THE TASK: When a line in the entries contains the word "title", copy that line in full.

(Data items)
· · · ·
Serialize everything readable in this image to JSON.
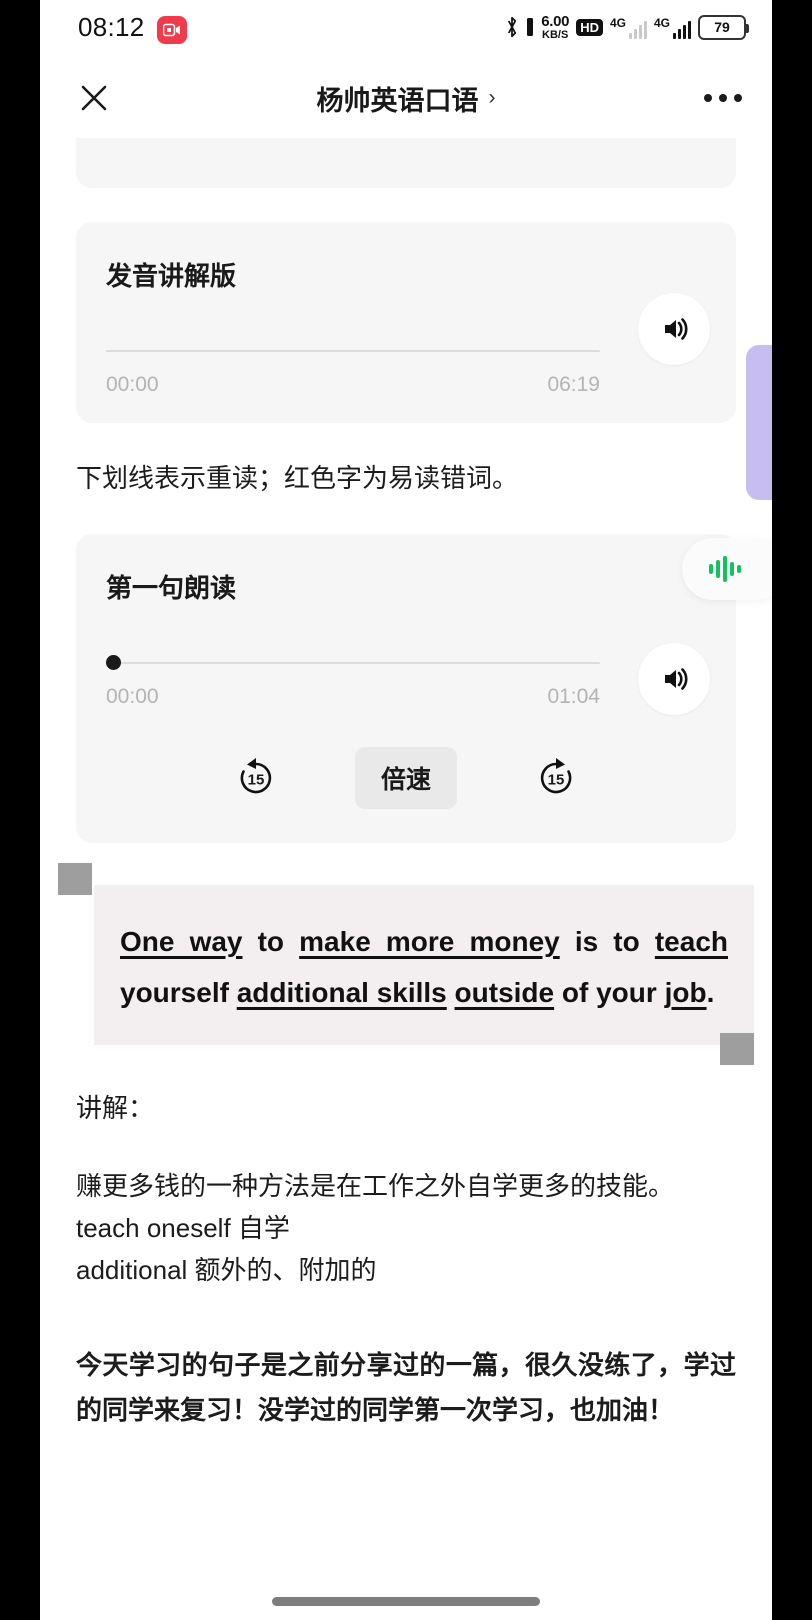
{
  "status_bar": {
    "time": "08:12",
    "record_icon": "screen-record-icon",
    "bluetooth_icon": "bluetooth-icon",
    "net_speed_value": "6.00",
    "net_speed_unit": "KB/S",
    "hd_badge": "HD",
    "signal_1_label": "4G",
    "signal_2_label": "4G",
    "battery_level": "79"
  },
  "nav": {
    "close_icon": "close-icon",
    "title": "杨帅英语口语",
    "chevron": "›",
    "more_icon": "more-options-icon"
  },
  "audio_cards": [
    {
      "title": "发音讲解版",
      "current_time": "00:00",
      "total_time": "06:19",
      "progress_percent": 0,
      "has_controls": false,
      "speaker_icon": "speaker-icon"
    },
    {
      "title": "第一句朗读",
      "current_time": "00:00",
      "total_time": "01:04",
      "progress_percent": 0,
      "has_controls": true,
      "speaker_icon": "speaker-icon",
      "rewind_label": "15",
      "forward_label": "15",
      "speed_label": "倍速"
    }
  ],
  "note_line": "下划线表示重读；红色字为易读错词。",
  "quote": {
    "parts": [
      {
        "text": "One way",
        "underline": true
      },
      {
        "text": " to ",
        "underline": false
      },
      {
        "text": "make more money",
        "underline": true
      },
      {
        "text": " is to ",
        "underline": false
      },
      {
        "text": "teach",
        "underline": true
      },
      {
        "text": " yourself ",
        "underline": false
      },
      {
        "text": "additional skills",
        "underline": true
      },
      {
        "text": " ",
        "underline": false
      },
      {
        "text": "outside",
        "underline": true
      },
      {
        "text": " of your ",
        "underline": false
      },
      {
        "text": "job",
        "underline": true
      },
      {
        "text": ".",
        "underline": false
      }
    ],
    "selection_handle_top": "selection-handle",
    "selection_handle_bottom": "selection-handle"
  },
  "explain": {
    "heading": "讲解：",
    "translation": "赚更多钱的一种方法是在工作之外自学更多的技能。",
    "vocab": [
      "teach oneself 自学",
      "additional 额外的、附加的"
    ]
  },
  "closing": "今天学习的句子是之前分享过的一篇，很久没练了，学过的同学来复习！没学过的同学第一次学习，也加油！",
  "floating": {
    "purple_tab": "purple-side-tab",
    "wave_icon": "audio-wave-icon"
  },
  "colors": {
    "card_bg": "#f6f6f6",
    "quote_bg": "#f3eff0",
    "accent_green": "#13c163",
    "accent_purple": "#c7bdf0",
    "record_red": "#ef3b4b"
  }
}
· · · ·
RESPONSE TO THIS TASK:
    "title": "杨帅英语口语",
      "title": "发音讲解版",
      "title": "第一句朗读",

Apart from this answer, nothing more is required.